(Data entries)
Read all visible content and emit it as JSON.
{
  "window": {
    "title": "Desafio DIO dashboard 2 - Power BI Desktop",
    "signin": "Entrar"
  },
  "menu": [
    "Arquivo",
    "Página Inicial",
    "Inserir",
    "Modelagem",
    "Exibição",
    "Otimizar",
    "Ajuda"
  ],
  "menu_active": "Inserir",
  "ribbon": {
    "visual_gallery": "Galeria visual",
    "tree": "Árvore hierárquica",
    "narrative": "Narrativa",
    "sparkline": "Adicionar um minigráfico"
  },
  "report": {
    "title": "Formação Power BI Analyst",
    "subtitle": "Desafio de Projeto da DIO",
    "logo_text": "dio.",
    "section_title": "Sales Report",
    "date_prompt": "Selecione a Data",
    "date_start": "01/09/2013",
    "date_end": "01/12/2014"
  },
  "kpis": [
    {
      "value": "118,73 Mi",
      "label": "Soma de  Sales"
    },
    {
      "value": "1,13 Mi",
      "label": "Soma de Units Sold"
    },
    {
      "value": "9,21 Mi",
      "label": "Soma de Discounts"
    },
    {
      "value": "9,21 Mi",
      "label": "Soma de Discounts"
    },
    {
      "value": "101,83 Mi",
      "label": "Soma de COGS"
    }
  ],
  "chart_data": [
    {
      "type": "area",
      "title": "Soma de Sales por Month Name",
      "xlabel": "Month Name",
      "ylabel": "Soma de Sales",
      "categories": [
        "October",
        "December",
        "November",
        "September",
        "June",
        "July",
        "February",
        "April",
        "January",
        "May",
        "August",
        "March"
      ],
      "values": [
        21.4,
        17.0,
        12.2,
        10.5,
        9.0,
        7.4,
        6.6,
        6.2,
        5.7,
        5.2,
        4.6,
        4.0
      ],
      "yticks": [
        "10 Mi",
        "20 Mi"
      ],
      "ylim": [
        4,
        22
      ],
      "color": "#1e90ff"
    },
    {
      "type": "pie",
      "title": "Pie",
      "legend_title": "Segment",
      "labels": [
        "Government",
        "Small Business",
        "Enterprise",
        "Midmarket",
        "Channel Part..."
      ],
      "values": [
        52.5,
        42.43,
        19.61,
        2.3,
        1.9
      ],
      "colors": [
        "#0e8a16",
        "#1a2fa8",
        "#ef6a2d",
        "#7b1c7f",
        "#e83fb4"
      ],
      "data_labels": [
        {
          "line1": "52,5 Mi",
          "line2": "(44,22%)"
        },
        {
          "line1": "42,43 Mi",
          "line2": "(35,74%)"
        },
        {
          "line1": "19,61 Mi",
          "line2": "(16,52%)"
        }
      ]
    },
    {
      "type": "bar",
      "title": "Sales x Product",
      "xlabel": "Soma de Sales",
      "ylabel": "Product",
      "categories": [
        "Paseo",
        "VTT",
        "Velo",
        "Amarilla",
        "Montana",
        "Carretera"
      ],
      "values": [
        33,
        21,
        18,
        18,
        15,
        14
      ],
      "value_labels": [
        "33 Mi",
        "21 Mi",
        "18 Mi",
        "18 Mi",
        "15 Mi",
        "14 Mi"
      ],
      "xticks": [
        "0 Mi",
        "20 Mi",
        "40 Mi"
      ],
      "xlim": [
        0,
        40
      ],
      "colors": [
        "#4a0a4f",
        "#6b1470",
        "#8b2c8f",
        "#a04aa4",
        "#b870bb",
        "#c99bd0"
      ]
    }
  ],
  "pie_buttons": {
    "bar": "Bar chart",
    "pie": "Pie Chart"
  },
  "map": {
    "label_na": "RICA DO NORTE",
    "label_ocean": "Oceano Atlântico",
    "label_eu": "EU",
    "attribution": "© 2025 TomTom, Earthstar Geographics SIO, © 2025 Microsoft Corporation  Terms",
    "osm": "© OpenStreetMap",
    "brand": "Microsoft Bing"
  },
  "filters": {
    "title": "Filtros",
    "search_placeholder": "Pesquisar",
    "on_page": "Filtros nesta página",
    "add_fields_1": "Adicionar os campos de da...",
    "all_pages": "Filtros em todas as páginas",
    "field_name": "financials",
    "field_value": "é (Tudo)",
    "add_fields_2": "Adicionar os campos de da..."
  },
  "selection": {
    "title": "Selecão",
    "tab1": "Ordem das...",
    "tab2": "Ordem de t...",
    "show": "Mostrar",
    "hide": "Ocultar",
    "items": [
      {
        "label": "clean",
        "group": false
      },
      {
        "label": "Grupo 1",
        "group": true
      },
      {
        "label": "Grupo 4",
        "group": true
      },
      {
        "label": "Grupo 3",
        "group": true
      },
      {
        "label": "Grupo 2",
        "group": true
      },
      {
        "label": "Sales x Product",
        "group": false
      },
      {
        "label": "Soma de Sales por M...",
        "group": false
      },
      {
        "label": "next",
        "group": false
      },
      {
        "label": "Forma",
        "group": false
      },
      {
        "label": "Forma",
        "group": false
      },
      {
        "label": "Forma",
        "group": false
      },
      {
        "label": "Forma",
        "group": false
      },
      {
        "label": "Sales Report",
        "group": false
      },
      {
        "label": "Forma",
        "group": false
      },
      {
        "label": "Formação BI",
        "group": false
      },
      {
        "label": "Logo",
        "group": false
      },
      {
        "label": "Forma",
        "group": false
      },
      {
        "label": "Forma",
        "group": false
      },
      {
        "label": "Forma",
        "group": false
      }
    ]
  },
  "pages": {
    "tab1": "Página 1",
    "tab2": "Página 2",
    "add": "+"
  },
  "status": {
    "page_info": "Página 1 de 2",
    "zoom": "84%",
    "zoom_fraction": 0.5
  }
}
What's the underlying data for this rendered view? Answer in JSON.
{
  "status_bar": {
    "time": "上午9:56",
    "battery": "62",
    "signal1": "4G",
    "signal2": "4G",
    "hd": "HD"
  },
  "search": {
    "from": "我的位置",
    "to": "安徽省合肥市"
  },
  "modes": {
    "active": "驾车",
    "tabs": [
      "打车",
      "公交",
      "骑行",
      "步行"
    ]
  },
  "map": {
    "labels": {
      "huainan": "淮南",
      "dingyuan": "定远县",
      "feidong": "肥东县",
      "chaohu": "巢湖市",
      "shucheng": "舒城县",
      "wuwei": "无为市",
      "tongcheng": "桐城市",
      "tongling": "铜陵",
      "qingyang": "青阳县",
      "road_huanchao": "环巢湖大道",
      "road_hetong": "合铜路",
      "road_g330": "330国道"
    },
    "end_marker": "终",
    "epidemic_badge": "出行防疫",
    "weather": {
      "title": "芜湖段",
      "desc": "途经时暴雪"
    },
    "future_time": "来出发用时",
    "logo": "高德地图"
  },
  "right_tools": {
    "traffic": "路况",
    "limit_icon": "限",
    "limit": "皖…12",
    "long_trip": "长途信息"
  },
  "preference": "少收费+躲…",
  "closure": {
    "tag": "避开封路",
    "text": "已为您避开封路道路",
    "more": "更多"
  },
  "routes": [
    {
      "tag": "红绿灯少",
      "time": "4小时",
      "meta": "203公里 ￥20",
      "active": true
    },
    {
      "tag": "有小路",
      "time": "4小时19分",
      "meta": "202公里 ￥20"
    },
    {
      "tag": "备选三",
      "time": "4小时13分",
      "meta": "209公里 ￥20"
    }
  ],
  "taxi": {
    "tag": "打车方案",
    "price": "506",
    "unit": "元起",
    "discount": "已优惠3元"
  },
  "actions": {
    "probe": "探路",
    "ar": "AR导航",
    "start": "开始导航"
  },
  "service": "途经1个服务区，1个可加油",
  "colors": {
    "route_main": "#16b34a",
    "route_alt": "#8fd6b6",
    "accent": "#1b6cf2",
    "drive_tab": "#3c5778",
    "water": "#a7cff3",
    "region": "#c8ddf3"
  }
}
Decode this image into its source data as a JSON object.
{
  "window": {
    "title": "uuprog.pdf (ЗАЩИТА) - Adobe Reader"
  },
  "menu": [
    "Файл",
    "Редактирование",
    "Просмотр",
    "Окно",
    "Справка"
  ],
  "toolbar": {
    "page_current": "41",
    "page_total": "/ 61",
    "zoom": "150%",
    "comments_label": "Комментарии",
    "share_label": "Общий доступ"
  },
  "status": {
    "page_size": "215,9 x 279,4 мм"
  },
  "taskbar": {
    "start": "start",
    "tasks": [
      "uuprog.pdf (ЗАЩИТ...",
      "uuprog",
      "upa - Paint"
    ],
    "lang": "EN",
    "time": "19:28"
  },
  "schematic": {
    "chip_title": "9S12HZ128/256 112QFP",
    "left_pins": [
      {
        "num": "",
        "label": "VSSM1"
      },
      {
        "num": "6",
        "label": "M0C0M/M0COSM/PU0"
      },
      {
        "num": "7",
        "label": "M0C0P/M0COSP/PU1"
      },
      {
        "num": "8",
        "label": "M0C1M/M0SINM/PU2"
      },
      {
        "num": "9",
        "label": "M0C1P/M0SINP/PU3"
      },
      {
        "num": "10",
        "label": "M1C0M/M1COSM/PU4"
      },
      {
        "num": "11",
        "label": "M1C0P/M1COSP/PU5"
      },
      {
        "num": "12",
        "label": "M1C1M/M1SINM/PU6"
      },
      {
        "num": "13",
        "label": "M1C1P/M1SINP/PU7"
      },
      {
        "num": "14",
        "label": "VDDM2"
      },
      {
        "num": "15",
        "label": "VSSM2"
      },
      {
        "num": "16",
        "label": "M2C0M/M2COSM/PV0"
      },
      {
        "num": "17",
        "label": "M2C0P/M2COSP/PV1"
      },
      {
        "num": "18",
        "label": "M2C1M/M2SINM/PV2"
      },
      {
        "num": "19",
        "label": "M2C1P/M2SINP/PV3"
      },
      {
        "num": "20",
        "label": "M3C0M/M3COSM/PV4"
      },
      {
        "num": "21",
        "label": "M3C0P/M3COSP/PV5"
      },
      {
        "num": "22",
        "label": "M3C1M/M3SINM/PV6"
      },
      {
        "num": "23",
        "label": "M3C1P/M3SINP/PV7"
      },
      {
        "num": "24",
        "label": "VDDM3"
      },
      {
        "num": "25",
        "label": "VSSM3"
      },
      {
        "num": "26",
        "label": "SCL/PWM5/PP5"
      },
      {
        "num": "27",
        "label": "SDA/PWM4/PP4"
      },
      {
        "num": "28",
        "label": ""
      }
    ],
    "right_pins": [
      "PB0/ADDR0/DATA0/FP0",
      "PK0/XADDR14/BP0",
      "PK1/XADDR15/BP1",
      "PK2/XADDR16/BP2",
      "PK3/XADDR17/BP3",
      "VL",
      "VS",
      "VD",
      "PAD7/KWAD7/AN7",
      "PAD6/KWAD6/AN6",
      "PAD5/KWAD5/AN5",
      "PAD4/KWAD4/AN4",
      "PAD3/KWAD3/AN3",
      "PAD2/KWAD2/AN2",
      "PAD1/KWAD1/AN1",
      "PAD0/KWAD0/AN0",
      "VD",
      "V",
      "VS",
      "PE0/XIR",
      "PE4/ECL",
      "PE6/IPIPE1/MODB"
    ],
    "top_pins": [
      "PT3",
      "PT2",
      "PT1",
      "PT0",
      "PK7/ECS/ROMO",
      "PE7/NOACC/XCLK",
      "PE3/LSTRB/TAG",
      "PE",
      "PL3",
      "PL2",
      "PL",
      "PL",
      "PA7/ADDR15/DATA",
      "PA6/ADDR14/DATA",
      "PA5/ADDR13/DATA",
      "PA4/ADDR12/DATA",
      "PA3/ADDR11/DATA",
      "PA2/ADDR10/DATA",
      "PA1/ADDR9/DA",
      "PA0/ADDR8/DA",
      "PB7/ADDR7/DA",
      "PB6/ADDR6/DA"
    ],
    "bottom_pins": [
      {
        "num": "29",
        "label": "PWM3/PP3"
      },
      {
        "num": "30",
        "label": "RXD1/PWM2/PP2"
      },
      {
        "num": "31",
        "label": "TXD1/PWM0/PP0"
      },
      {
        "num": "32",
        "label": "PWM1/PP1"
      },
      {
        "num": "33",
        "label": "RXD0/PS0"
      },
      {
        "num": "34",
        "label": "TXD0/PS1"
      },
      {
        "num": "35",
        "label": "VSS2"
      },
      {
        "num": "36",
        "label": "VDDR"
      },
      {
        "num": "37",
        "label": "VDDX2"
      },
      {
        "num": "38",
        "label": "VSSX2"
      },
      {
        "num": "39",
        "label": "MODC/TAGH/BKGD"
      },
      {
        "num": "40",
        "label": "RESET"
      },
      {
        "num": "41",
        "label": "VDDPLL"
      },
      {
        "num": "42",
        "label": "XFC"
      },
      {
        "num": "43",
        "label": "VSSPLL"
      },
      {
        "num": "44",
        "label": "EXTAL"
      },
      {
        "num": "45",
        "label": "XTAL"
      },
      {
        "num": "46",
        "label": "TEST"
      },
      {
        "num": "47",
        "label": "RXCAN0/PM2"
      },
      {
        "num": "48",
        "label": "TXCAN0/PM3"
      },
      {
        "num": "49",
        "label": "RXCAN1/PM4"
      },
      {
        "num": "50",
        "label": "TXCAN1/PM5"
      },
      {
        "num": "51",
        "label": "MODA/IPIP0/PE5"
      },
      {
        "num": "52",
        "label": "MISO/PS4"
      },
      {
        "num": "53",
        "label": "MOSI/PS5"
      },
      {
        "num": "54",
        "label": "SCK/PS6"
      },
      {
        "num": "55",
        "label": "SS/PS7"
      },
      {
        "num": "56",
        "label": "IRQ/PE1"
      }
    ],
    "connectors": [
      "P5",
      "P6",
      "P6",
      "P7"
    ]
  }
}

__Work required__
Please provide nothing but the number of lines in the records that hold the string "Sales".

__Completed task__
9